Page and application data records

---

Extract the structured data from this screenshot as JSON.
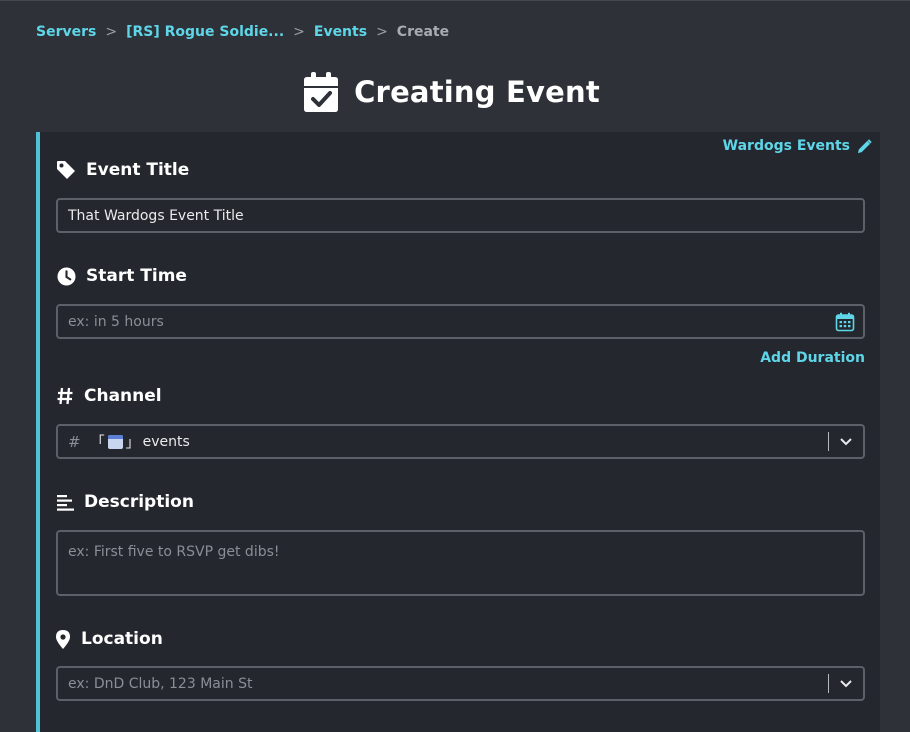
{
  "breadcrumb": {
    "items": [
      "Servers",
      "[RS] Rogue Soldie...",
      "Events"
    ],
    "current": "Create",
    "separator": ">"
  },
  "header": {
    "title": "Creating Event",
    "icon": "calendar-check-icon"
  },
  "template_link": {
    "label": "Wardogs Events",
    "icon": "pencil-icon"
  },
  "fields": {
    "event_title": {
      "label": "Event Title",
      "icon": "tag-icon",
      "value": "That Wardogs Event Title"
    },
    "start_time": {
      "label": "Start Time",
      "icon": "clock-icon",
      "placeholder": "ex: in 5 hours",
      "picker_icon": "calendar-icon",
      "add_duration": "Add Duration"
    },
    "channel": {
      "label": "Channel",
      "icon": "hash-icon",
      "prefix": "#",
      "bracket_open": "「",
      "bracket_close": "」",
      "value": "events",
      "emoji": "calendar-emoji"
    },
    "description": {
      "label": "Description",
      "icon": "align-left-icon",
      "placeholder": "ex: First five to RSVP get dibs!"
    },
    "location": {
      "label": "Location",
      "icon": "map-pin-icon",
      "placeholder": "ex: DnD Club, 123 Main St"
    }
  },
  "colors": {
    "accent": "#5ed6e8",
    "panel_border": "#4fc3d6",
    "background": "#2e3138",
    "panel": "#24272e"
  }
}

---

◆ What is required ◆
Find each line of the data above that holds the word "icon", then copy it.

◆ Output for this exercise ◆
    "icon": "calendar-check-icon"
    "icon": "pencil-icon"
      "icon": "tag-icon",
      "icon": "clock-icon",
      "picker_icon": "calendar-icon",
      "icon": "hash-icon",
      "icon": "align-left-icon",
      "icon": "map-pin-icon",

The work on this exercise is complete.